Data to examine:
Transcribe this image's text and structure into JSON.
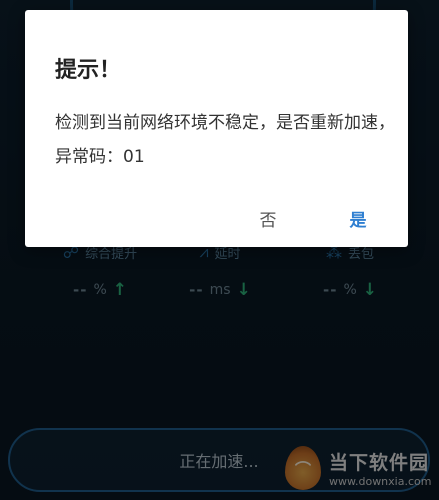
{
  "stats": [
    {
      "label": "综合提升",
      "value": "--",
      "unit": "%",
      "arrow": "up",
      "icon": "chart-icon"
    },
    {
      "label": "延时",
      "value": "--",
      "unit": "ms",
      "arrow": "down",
      "icon": "wave-icon"
    },
    {
      "label": "丢包",
      "value": "--",
      "unit": "%",
      "arrow": "down",
      "icon": "packet-icon"
    }
  ],
  "accelerate_button": {
    "label": "正在加速..."
  },
  "watermark": {
    "cn": "当下软件园",
    "en": "www.downxia.com"
  },
  "dialog": {
    "title": "提示！",
    "message": "检测到当前网络环境不稳定，是否重新加速，异常码：01",
    "no_label": "否",
    "yes_label": "是"
  },
  "colors": {
    "background": "#0b1a26",
    "accent": "#2f7fd1",
    "arrow": "#2fb37a"
  }
}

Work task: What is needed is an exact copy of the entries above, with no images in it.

Problem solution:
Transcribe this image's text and structure into JSON.
{
  "stats": [
    {
      "label": "综合提升",
      "value": "--",
      "unit": "%",
      "arrow": "up",
      "icon": "chart-icon"
    },
    {
      "label": "延时",
      "value": "--",
      "unit": "ms",
      "arrow": "down",
      "icon": "wave-icon"
    },
    {
      "label": "丢包",
      "value": "--",
      "unit": "%",
      "arrow": "down",
      "icon": "packet-icon"
    }
  ],
  "accelerate_button": {
    "label": "正在加速..."
  },
  "watermark": {
    "cn": "当下软件园",
    "en": "www.downxia.com"
  },
  "dialog": {
    "title": "提示！",
    "message": "检测到当前网络环境不稳定，是否重新加速，异常码：01",
    "no_label": "否",
    "yes_label": "是"
  },
  "colors": {
    "background": "#0b1a26",
    "accent": "#2f7fd1",
    "arrow": "#2fb37a"
  }
}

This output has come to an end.